It started with the Babylonians. The Greeks abhorred the notion. The Egyptians and Romans couldn’t have gotten along without it. Only 1600 years later did Newton gave final polishing to … The Method of Successive Approximations.

Stay with me, we’ll get to The Chicken soon.

Suppose for some weird reason you wanted to know the square root of 2701. Any Babylonian could see immediately that 2701 is a bit less than 3600 = 60^{2}, so as a first approximation they’d guess ½(**60 **+ (2701/**60**)) = 52.5. They’d do the multiplication to check: 52.5×52.5 = 2756.25.

Well, 52.5 is closer than 60 but not close enough. So they’d plug that number into the same formula to get the next successive approximation: ½(**52.5 **+ 2701/**52.5**) = 51.97. Check it: 51.97×51.97 = 2700.88. That was probably good enough for government work in Babylonia, but if the boss wanted an even better estimate they could go around the loop again.

Scientists and engineers tackle a complex problem piecewise. Start by looking for a simple problem you know how to solve. Adjust that solution little by little to account for the ways in which the real system differs from the simple case. Successive Approximation is only one of many adjustment strategies invented over the centuries.

The most widely-used technique is called Perturbation Theory (which has nothing to do with the ways kids find to get on their parents’ nerves). The strategy is to find some single parameter, maybe a ratio of two masses or the relative strength of a particle-particle interaction. For a realistic solution, it’s important that the parameter’s value be small compared to other quantities in the problem.

Simplify the original problem by keeping that parameter in the equations but assume that it’s zero. When you’ve found a solution to that problem, you “perturb” the solution — you see what happens to the model when you allow the parameter to be non-zero.

There’s an old story, famous among physicists and engineers, about an association of farmers who wanted to design an optimum chicken-raising operation. Maybe with an optimal chicken house they could heat the place with the birds’ own body heat, things like that. They called in an engineering consultant. He looked around some running farms, took lots of measurements, and went away to compute. A couple of weeks later he came back, with slides. (I told you it’s an old story.) He started to walk the group though his logic, but he lost them when he opened his pitch with, “Assume a spherical chicken…”

Now, he may actually have been on the right track. It’s a known fact that many biological processes (digestion, metabolism, drug dosage, etc.) depend on an organism’s surface area. A chicken’s surface area could be key to calculating her heat production. But chickens (for example, our charming Henrietta) have a complicated shape with a poorly-defined surface area. The engineer’s approximation strategy must have been to estimate each bird as a sphere with a tweakable perturbation parameter reflecting how spherical they aren’t.

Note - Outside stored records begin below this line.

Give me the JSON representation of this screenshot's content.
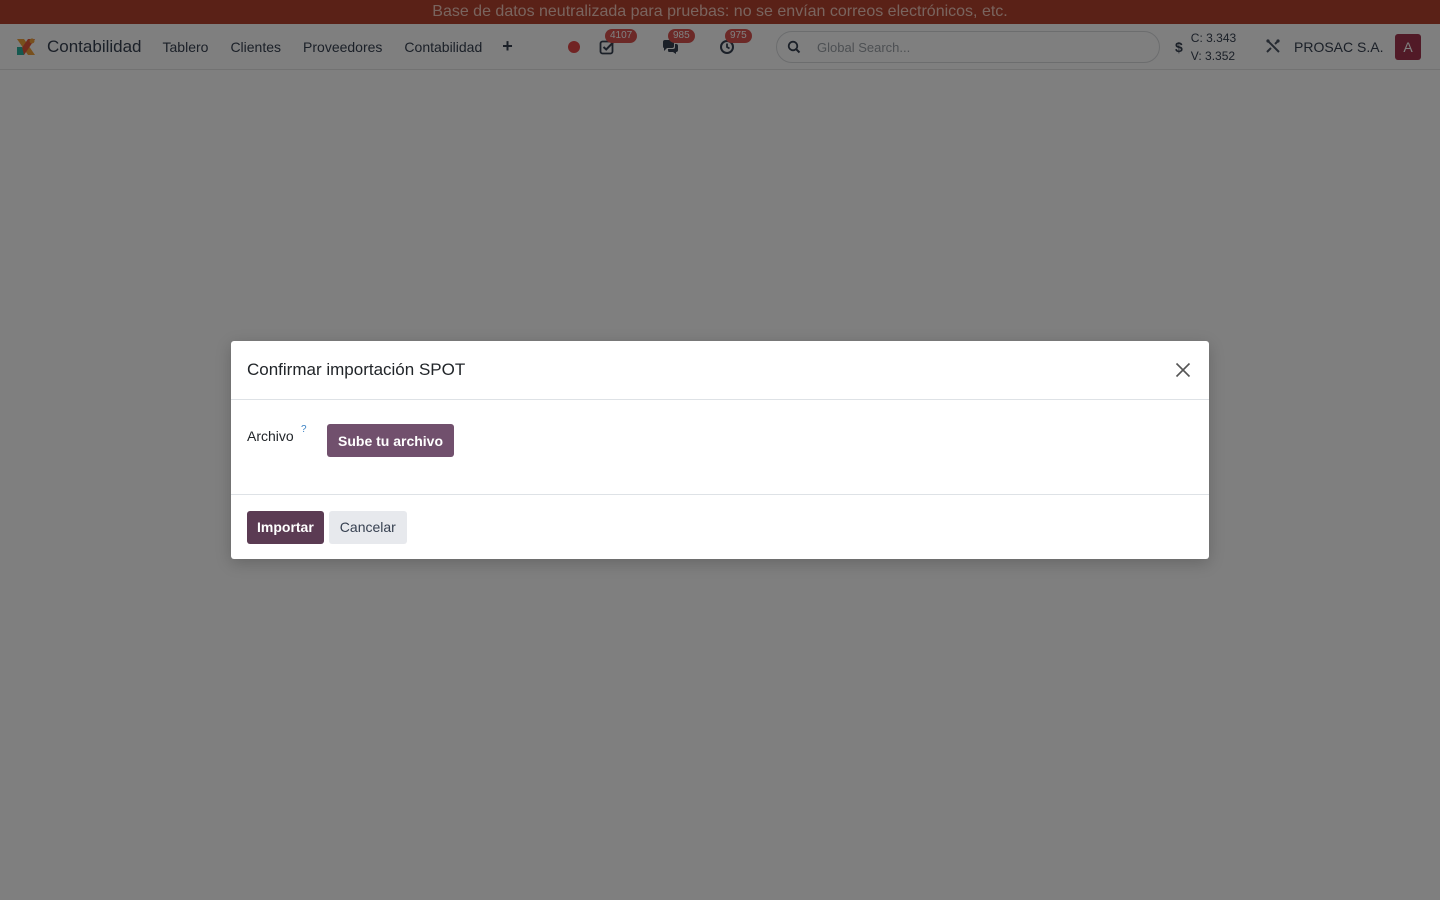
{
  "banner": {
    "text": "Base de datos neutralizada para pruebas: no se envían correos electrónicos, etc."
  },
  "navbar": {
    "app_name": "Contabilidad",
    "menu": [
      "Tablero",
      "Clientes",
      "Proveedores",
      "Contabilidad"
    ],
    "plus_label": "+",
    "badges": {
      "activities": "4107",
      "messages": "985",
      "clock": "975"
    },
    "search_placeholder": "Global Search...",
    "currency_symbol": "$",
    "rate_buy": "C: 3.343",
    "rate_sell": "V: 3.352",
    "company": "PROSAC S.A.",
    "avatar_letter": "A"
  },
  "modal": {
    "title": "Confirmar importación SPOT",
    "field_label": "Archivo",
    "help_mark": "?",
    "upload_label": "Sube tu archivo",
    "import_label": "Importar",
    "cancel_label": "Cancelar"
  },
  "colors": {
    "banner_bg": "#b5432f",
    "primary": "#5b3b53",
    "upload": "#71506d",
    "badge": "#d9534f",
    "avatar": "#a2354e"
  }
}
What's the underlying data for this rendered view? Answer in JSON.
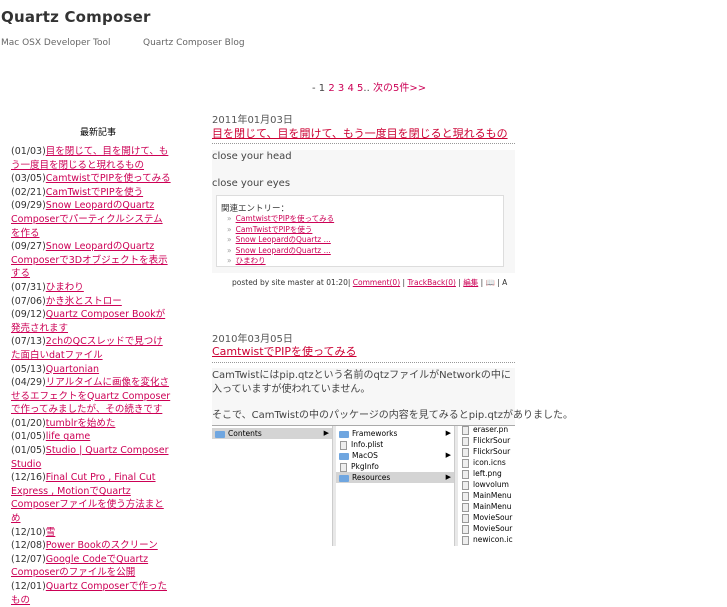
{
  "site": {
    "title": "Quartz Composer",
    "nav_left": "Mac OSX Developer Tool",
    "nav_right": "Quartz Composer  Blog"
  },
  "pager": {
    "prefix": "- ",
    "current": "1",
    "pages": [
      "2",
      "3",
      "4",
      "5"
    ],
    "ellipsis": "..",
    "next": "次の5件>>"
  },
  "sidebar": {
    "title": "最新記事",
    "items": [
      {
        "date": "(01/03)",
        "title": "目を閉じて、目を開けて、もう一度目を閉じると現れるもの"
      },
      {
        "date": "(03/05)",
        "title": "CamtwistでPIPを使ってみる"
      },
      {
        "date": "(02/21)",
        "title": "CamTwistでPIPを使う"
      },
      {
        "date": "(09/29)",
        "title": "Snow LeopardのQuartz Composerでパーティクルシステムを作る"
      },
      {
        "date": "(09/27)",
        "title": "Snow LeopardのQuartz Composerで3Dオブジェクトを表示する"
      },
      {
        "date": "(07/31)",
        "title": "ひまわり"
      },
      {
        "date": "(07/06)",
        "title": "かき氷とストロー"
      },
      {
        "date": "(09/12)",
        "title": "Quartz Composer Bookが発売されます"
      },
      {
        "date": "(07/13)",
        "title": "2chのQCスレッドで見つけた面白いdatファイル"
      },
      {
        "date": "(05/13)",
        "title": "Quartonian"
      },
      {
        "date": "(04/29)",
        "title": "リアルタイムに画像を変化させるエフェクトをQuartz Composerで作ってみましたが、その続きです"
      },
      {
        "date": "(01/20)",
        "title": "tumblrを始めた"
      },
      {
        "date": "(01/05)",
        "title": "life game"
      },
      {
        "date": "(01/05)",
        "title": "Studio | Quartz Composer Studio"
      },
      {
        "date": "(12/16)",
        "title": "Final Cut Pro , Final Cut Express , MotionでQuartz Composerファイルを使う方法まとめ"
      },
      {
        "date": "(12/10)",
        "title": "雪"
      },
      {
        "date": "(12/08)",
        "title": "Power Bookのスクリーン"
      },
      {
        "date": "(12/07)",
        "title": "Google CodeでQuartz Composerのファイルを公開"
      },
      {
        "date": "(12/01)",
        "title": "Quartz Composerで作ったもの"
      }
    ]
  },
  "entry1": {
    "date": "2011年01月03日",
    "title": "目を閉じて、目を開けて、もう一度目を閉じると現れるもの",
    "line1": "close your head",
    "line2": "close your eyes",
    "related_title": "関連エントリー：",
    "related": [
      "CamtwistでPIPを使ってみる",
      "CamTwistでPIPを使う",
      "Snow LeopardのQuartz ...",
      "Snow LeopardのQuartz ...",
      "ひまわり"
    ],
    "footer": {
      "posted": "posted by site master at 01:20|",
      "comment": "Comment(0)",
      "trackback": "TrackBack(0)",
      "sep": "|",
      "edit": "編集",
      "icons": "| 📖 | A"
    }
  },
  "entry2": {
    "date": "2010年03月05日",
    "title": "CamtwistでPIPを使ってみる",
    "p1": "CamTwistにはpip.qtzという名前のqtzファイルがNetworkの中に入っていますが使われていません。",
    "p2": "そこで、CamTwistの中のパッケージの内容を見てみるとpip.qtzがありました。"
  },
  "finder": {
    "col1": [
      {
        "name": "Contents",
        "selected": "gray"
      }
    ],
    "col2": [
      {
        "name": "Frameworks",
        "type": "folder"
      },
      {
        "name": "Info.plist",
        "type": "file"
      },
      {
        "name": "MacOS",
        "type": "folder"
      },
      {
        "name": "PkgInfo",
        "type": "file"
      },
      {
        "name": "Resources",
        "type": "folder",
        "selected": "gray"
      }
    ],
    "col3": [
      "eraser.pn",
      "FlickrSour",
      "FlickrSour",
      "icon.icns",
      "left.png",
      "lowvolum",
      "MainMenu",
      "MainMenu",
      "MovieSour",
      "MovieSour",
      "newicon.ic"
    ]
  }
}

Then, of course, he’d have to apply a second adjustment for feathers, but I digress.

Now here’s the thing. In quantum mechanics there’s only a half-dozen generic systems with exact solutions qualifying them to be “simple” Perturbation Theory starters. Johnny’s beloved Particle In A Box (*coming next week*) is one of them. The others all depend in similar logic — the particle (there’s always only one of them) is confined to a region which contains places where the particle’s not allowed to be. (There’s one exception: the Free Particle has no boundaries and therefore is evenly smeared across the Universe.)

Virtually all other quantum-based results — multi-electron atoms, molecular structures, Feynman diagrams for sub-atomic physics, string theories, whatever — depend on Perturbation Theory. (The exceptions are topology and group-theory techniques that generally attempt to produce qualitative rather quantitative predictions.) They need those tweakable parameters.

In quantum-chemical calculations the perturbation parameters are generally reasonably small or at least controllable. That’s not true for many of the other areas. This issue is especially problematic for string theory. In many of its proposed problem solutions no-one knows whether a first-, second- or higher-level approximation even exists, much less whether it would produce reasonable predictions.

I find that perturbing.

~~ Rich Olcott